--- Data Enclosed Below ---

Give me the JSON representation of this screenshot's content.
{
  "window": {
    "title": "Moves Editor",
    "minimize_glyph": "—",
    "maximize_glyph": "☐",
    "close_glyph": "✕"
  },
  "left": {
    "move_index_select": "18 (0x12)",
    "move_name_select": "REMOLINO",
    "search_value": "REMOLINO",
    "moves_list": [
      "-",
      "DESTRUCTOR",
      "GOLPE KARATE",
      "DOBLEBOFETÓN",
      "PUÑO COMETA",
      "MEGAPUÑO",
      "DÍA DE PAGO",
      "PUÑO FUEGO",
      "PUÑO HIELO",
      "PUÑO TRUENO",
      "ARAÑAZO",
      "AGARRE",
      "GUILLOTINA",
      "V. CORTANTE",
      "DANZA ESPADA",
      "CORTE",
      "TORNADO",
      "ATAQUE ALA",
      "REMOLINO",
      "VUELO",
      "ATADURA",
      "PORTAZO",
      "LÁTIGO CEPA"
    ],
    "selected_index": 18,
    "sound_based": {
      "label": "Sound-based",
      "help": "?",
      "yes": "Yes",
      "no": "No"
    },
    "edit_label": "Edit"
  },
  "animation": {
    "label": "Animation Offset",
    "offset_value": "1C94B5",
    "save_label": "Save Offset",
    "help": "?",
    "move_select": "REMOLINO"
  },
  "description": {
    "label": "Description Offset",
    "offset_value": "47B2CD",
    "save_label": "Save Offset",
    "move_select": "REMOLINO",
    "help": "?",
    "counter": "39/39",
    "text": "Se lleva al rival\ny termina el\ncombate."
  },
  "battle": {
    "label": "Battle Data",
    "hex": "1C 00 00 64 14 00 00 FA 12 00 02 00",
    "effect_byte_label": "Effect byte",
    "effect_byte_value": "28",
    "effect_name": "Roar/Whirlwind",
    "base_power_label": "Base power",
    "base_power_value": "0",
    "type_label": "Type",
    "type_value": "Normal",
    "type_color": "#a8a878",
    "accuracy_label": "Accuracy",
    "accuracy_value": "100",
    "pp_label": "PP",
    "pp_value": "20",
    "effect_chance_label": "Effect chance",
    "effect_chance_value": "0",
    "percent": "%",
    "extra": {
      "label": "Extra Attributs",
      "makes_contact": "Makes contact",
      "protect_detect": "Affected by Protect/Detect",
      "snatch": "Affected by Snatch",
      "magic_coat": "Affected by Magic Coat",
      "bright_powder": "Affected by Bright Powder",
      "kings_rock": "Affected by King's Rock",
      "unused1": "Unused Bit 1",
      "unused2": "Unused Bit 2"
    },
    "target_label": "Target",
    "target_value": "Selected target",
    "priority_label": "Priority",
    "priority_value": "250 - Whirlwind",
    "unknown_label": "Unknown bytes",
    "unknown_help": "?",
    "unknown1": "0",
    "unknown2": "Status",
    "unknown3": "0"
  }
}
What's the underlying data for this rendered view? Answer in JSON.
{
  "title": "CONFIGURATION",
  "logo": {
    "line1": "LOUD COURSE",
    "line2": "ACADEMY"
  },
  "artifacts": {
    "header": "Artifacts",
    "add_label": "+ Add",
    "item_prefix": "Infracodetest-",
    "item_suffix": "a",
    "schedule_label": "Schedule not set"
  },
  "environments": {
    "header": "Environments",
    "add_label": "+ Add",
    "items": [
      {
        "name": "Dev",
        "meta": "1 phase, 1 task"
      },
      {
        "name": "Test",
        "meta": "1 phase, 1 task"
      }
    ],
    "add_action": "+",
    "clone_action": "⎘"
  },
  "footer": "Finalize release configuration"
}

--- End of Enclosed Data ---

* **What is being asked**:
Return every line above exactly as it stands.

* **Result below**:
Give me the JSON representation of this screenshot's content.
{
  "window": {
    "title": "Moves Editor",
    "minimize_glyph": "—",
    "maximize_glyph": "☐",
    "close_glyph": "✕"
  },
  "left": {
    "move_index_select": "18 (0x12)",
    "move_name_select": "REMOLINO",
    "search_value": "REMOLINO",
    "moves_list": [
      "-",
      "DESTRUCTOR",
      "GOLPE KARATE",
      "DOBLEBOFETÓN",
      "PUÑO COMETA",
      "MEGAPUÑO",
      "DÍA DE PAGO",
      "PUÑO FUEGO",
      "PUÑO HIELO",
      "PUÑO TRUENO",
      "ARAÑAZO",
      "AGARRE",
      "GUILLOTINA",
      "V. CORTANTE",
      "DANZA ESPADA",
      "CORTE",
      "TORNADO",
      "ATAQUE ALA",
      "REMOLINO",
      "VUELO",
      "ATADURA",
      "PORTAZO",
      "LÁTIGO CEPA"
    ],
    "selected_index": 18,
    "sound_based": {
      "label": "Sound-based",
      "help": "?",
      "yes": "Yes",
      "no": "No"
    },
    "edit_label": "Edit"
  },
  "animation": {
    "label": "Animation Offset",
    "offset_value": "1C94B5",
    "save_label": "Save Offset",
    "help": "?",
    "move_select": "REMOLINO"
  },
  "description": {
    "label": "Description Offset",
    "offset_value": "47B2CD",
    "save_label": "Save Offset",
    "move_select": "REMOLINO",
    "help": "?",
    "counter": "39/39",
    "text": "Se lleva al rival\ny termina el\ncombate."
  },
  "battle": {
    "label": "Battle Data",
    "hex": "1C 00 00 64 14 00 00 FA 12 00 02 00",
    "effect_byte_label": "Effect byte",
    "effect_byte_value": "28",
    "effect_name": "Roar/Whirlwind",
    "base_power_label": "Base power",
    "base_power_value": "0",
    "type_label": "Type",
    "type_value": "Normal",
    "type_color": "#a8a878",
    "accuracy_label": "Accuracy",
    "accuracy_value": "100",
    "pp_label": "PP",
    "pp_value": "20",
    "effect_chance_label": "Effect chance",
    "effect_chance_value": "0",
    "percent": "%",
    "extra": {
      "label": "Extra Attributs",
      "makes_contact": "Makes contact",
      "protect_detect": "Affected by Protect/Detect",
      "snatch": "Affected by Snatch",
      "magic_coat": "Affected by Magic Coat",
      "bright_powder": "Affected by Bright Powder",
      "kings_rock": "Affected by King's Rock",
      "unused1": "Unused Bit 1",
      "unused2": "Unused Bit 2"
    },
    "target_label": "Target",
    "target_value": "Selected target",
    "priority_label": "Priority",
    "priority_value": "250 - Whirlwind",
    "unknown_label": "Unknown bytes",
    "unknown_help": "?",
    "unknown1": "0",
    "unknown2": "Status",
    "unknown3": "0"
  }
}
What's the underlying data for this rendered view? Answer in JSON.
{
  "title": "CONFIGURATION",
  "logo": {
    "line1": "LOUD COURSE",
    "line2": "ACADEMY"
  },
  "artifacts": {
    "header": "Artifacts",
    "add_label": "+ Add",
    "item_prefix": "Infracodetest-",
    "item_suffix": "a",
    "schedule_label": "Schedule not set"
  },
  "environments": {
    "header": "Environments",
    "add_label": "+ Add",
    "items": [
      {
        "name": "Dev",
        "meta": "1 phase, 1 task"
      },
      {
        "name": "Test",
        "meta": "1 phase, 1 task"
      }
    ],
    "add_action": "+",
    "clone_action": "⎘"
  },
  "footer": "Finalize release configuration"
}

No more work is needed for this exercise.